IRS Adopts The In-Person Approach

The Internal Revenue Service (IRS) had an interesting New Year’s resolution for 2018: more in-person meetings for taxpayers who have a local IRS Revenue Officer assigned to their case.

For many taxpayers, particularly those who are unrepresented, this means that an IRS Revenue Officer will be coming to your home or place of business. The purpose of this meeting is to allow the IRS Revenue Officer to meet with the taxpayer and attempt to procure an accurate and complete Collection Information Statement (CIS).

In recent years, the IRS has seen an influx of taxpayers and their representatives attempt to “game” the system by providing half-completed CISs in an attempt to delay collection efforts. These in-person meetings are intended to circumvent those efforts. Taxpayers or their representatives will no longer be able to prolong the IRS’s collection efforts, intentionally or otherwise, by submitting half-completed CISs. This is definitely a good step forward for all of the involved parties in these cases because cases will be worked more quickly and, hopefully, taxpayer will not have to wait to secure final resolutions.

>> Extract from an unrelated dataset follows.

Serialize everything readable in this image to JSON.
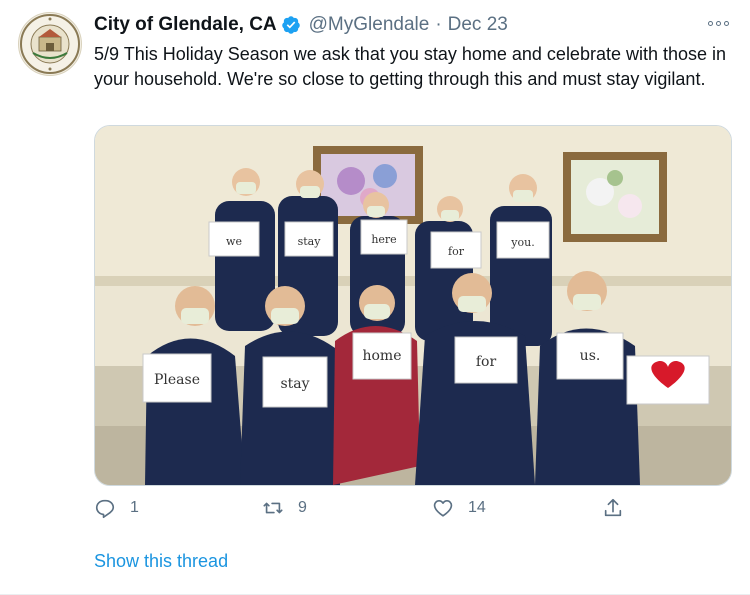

A redacted copy of one of these letters, scheduling the in-person meeting, is linked here for your review. Aside from utilizing the letter to actually schedule the date and time for the meeting, the IRS also uses the letter to advise the taxpayer of the information and documentation needed to complete the CIS and, ultimately, support a reasonable alternative to enforced collection action. A few examples of that requested information and documentation is: delinquent tax returns, bank statements, and other evidence of income or expenses.

Given the over-arching goal of the meeting, the prudent taxpayer or representative would use the time before that meeting to gather and organize the requested information and documentation. While they may not be able to gather everything that is requested, a good faith effort at gathering and organizing those documents will likely go a long way in negotiations with the IRS Revenue Officer relating to a reasonable alternative to enforced collection action.

It is important to note that the taxpayer and their representative will retain all of their traditional tools for working with the IRS, such as, Collection Due Process or Equivalent Hearings or Collection Appeal Requests. Those tools may still be helpful in negotiating a resolution to outstanding obligations. There is additional information regarding those tools here, here, and here.

Moving forward, taxpayers and representatives should be on the look-out for these letters scheduling meetings with the IRS. Use them as the opportunity that they are to work to resolve the outstanding obligations in an efficient manner.